Task objective: Read the listing below and copy out every line that holds "this".
Segment Open
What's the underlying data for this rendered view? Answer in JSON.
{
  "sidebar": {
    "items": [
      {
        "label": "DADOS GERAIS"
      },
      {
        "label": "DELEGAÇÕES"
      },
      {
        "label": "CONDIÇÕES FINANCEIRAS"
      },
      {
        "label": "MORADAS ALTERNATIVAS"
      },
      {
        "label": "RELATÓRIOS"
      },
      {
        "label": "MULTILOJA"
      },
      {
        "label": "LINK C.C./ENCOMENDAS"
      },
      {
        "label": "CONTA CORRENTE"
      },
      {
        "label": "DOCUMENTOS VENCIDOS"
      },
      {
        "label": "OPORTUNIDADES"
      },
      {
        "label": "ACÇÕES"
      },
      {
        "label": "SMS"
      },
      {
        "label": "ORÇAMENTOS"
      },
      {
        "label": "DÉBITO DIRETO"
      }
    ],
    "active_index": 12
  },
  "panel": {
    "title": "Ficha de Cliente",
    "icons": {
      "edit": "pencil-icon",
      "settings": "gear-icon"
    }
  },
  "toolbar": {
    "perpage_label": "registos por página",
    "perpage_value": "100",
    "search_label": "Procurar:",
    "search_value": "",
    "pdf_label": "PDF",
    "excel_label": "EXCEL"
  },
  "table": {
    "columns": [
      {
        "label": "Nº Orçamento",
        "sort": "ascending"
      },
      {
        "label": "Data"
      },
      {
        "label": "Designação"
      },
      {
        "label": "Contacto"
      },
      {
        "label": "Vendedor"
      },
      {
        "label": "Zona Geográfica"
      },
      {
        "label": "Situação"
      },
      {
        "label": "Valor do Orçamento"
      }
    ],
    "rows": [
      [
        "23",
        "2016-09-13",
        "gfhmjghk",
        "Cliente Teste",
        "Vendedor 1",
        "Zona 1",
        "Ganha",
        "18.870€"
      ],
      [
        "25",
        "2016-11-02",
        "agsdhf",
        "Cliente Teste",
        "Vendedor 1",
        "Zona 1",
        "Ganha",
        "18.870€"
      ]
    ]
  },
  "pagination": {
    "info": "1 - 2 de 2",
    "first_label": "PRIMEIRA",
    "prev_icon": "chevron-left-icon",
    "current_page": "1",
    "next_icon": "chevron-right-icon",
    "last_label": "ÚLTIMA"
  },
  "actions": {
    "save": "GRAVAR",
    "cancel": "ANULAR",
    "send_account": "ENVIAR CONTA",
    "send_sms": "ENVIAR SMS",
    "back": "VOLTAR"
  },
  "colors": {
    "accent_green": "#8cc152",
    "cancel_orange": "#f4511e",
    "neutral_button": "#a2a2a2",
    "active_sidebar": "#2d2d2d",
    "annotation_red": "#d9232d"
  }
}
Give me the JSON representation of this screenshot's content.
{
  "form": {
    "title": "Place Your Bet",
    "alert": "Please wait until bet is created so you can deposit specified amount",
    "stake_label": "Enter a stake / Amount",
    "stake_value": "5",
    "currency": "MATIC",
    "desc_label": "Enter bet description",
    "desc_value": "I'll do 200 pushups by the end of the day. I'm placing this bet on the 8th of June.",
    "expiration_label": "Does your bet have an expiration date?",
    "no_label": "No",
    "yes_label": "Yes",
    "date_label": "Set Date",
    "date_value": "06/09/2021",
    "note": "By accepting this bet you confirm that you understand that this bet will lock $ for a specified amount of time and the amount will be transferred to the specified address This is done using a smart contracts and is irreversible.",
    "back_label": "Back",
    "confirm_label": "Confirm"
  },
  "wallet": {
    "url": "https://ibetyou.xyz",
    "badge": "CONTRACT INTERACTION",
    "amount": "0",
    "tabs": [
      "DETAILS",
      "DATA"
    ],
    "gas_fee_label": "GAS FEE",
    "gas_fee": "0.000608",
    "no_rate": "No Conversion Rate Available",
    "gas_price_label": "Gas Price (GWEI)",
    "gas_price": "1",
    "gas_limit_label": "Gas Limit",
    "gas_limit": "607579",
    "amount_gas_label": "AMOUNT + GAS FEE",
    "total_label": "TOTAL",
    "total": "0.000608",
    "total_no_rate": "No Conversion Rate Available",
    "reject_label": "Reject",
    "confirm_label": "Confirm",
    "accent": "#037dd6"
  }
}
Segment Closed
Exercise response:
What's the underlying data for this rendered view? Answer in JSON.
Give me the JSON representation of this screenshot's content.
    "desc_value": "I'll do 200 pushups by the end of the day. I'm placing this bet on the 8th of June.",
    "note": "By accepting this bet you confirm that you understand that this bet will lock $ for a specified amount of time and the amount will be transferred to the specified address This is done using a smart contracts and is irreversible.",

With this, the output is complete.